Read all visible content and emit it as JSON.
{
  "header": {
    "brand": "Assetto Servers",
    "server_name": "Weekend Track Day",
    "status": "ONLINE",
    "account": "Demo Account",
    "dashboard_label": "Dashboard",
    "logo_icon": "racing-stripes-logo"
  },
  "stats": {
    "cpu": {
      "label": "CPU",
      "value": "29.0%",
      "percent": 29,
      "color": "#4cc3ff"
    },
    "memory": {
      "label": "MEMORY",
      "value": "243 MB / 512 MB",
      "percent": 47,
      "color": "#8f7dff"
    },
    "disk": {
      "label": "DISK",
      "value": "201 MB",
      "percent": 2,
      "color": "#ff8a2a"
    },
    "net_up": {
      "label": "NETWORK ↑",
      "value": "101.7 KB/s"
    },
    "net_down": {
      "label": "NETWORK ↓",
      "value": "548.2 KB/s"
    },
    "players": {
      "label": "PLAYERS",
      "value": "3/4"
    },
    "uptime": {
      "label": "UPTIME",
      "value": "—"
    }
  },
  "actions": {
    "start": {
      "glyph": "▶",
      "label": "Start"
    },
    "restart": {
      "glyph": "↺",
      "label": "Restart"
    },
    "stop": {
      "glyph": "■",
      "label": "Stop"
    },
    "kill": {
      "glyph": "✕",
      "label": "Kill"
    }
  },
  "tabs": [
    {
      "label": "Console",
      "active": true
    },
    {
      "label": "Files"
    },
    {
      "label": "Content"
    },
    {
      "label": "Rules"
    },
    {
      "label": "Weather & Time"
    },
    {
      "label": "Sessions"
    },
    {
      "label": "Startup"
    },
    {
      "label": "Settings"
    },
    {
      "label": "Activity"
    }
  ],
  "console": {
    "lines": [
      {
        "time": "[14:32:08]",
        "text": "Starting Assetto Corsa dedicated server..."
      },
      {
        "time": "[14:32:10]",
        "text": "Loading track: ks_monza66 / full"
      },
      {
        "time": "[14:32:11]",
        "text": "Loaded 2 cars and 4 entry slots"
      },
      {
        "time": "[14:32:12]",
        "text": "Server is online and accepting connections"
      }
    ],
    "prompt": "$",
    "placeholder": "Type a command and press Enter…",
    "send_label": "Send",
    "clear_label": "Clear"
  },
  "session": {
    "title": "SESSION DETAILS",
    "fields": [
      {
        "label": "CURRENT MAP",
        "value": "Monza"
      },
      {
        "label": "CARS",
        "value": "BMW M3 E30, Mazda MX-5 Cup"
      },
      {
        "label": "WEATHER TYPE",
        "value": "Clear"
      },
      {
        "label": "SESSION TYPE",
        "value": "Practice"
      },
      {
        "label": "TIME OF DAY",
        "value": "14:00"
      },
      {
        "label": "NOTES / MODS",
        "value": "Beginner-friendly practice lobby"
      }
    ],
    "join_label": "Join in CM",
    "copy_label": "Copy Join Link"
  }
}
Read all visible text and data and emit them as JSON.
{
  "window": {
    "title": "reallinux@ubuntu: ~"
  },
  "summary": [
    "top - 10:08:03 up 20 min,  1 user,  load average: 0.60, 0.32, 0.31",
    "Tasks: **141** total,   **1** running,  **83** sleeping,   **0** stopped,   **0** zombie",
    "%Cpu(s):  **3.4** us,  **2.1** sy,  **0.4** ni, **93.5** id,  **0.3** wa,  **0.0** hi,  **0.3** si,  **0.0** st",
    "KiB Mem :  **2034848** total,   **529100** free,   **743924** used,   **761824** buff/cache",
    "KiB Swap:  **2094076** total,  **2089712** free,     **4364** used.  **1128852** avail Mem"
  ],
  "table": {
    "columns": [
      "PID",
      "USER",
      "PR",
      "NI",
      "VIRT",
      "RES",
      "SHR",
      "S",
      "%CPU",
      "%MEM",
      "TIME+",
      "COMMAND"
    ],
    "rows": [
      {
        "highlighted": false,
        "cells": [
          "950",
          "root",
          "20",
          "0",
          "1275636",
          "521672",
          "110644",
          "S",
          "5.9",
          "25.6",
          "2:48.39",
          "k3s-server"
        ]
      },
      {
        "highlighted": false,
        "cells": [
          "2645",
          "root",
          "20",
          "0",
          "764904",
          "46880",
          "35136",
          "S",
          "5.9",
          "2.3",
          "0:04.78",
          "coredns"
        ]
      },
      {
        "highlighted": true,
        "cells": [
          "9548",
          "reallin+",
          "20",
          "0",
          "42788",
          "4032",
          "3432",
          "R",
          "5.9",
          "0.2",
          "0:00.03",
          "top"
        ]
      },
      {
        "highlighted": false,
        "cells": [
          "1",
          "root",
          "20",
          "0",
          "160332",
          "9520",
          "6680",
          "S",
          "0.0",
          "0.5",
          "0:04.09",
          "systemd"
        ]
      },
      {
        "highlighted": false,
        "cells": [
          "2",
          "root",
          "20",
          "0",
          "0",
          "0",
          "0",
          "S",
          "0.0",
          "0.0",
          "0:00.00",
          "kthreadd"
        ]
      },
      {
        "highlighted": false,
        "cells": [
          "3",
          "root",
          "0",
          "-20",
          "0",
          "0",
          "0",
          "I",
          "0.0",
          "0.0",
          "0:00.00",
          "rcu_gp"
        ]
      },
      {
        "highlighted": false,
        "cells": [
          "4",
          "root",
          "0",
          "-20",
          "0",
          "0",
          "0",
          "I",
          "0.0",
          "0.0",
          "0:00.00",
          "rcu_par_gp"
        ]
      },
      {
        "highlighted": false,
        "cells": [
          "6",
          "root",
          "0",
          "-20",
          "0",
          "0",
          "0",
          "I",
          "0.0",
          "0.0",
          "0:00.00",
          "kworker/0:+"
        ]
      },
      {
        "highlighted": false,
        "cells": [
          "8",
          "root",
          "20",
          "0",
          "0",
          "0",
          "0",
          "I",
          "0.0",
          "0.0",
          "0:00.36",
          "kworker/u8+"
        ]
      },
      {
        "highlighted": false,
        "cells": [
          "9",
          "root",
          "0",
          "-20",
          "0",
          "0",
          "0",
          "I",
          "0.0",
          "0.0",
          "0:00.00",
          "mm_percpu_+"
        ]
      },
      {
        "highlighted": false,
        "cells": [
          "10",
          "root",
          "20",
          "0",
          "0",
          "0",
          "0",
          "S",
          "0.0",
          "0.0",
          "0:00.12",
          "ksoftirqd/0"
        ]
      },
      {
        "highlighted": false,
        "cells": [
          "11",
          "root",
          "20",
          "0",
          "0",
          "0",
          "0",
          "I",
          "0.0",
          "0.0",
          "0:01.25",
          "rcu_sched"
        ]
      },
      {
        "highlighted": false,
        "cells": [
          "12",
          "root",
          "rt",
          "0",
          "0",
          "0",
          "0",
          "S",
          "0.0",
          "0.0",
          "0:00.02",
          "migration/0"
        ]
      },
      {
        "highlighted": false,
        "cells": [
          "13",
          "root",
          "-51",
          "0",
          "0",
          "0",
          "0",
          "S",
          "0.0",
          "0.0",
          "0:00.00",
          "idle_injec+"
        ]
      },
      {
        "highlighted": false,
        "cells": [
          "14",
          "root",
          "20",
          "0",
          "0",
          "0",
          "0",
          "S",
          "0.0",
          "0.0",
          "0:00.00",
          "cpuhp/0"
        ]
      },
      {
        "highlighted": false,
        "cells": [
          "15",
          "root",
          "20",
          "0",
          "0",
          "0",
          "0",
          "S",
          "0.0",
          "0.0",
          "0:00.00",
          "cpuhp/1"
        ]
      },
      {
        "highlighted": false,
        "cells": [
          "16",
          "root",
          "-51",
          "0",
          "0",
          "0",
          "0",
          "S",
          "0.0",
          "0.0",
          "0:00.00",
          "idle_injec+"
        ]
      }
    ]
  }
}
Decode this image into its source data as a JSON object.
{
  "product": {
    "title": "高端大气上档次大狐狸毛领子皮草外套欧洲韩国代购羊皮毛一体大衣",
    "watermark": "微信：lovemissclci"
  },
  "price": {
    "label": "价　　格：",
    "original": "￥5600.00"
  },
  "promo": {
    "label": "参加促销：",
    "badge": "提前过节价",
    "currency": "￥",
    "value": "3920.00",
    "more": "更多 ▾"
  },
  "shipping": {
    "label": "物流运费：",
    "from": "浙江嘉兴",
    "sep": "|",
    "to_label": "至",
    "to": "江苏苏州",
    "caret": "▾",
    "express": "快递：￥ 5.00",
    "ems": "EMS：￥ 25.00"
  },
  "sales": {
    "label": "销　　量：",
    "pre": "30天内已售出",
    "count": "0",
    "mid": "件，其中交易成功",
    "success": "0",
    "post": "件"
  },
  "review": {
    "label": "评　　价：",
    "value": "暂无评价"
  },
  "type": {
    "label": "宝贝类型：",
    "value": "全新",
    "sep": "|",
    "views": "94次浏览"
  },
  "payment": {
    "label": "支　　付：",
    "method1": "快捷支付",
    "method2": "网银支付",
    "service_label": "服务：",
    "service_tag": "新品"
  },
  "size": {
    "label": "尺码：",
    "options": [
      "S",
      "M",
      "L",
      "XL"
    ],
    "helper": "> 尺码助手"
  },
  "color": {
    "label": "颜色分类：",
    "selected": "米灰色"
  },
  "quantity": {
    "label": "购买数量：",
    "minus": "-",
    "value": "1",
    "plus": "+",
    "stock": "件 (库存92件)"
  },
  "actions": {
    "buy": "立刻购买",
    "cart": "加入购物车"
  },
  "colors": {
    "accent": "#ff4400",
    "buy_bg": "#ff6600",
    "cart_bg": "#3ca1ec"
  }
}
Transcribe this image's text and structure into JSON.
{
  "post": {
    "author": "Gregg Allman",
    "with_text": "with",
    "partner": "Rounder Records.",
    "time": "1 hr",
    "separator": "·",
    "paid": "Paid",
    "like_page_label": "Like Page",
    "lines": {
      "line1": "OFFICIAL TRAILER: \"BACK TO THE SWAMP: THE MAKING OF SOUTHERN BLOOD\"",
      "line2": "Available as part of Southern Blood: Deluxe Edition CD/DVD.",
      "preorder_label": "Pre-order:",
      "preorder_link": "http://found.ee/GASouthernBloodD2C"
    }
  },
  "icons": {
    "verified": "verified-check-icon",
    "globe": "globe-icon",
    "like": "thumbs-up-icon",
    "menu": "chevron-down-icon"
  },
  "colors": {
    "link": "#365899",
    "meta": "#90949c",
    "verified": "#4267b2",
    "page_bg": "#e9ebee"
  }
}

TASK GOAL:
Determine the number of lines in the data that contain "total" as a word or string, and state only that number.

SOLVED EXERCISE:
3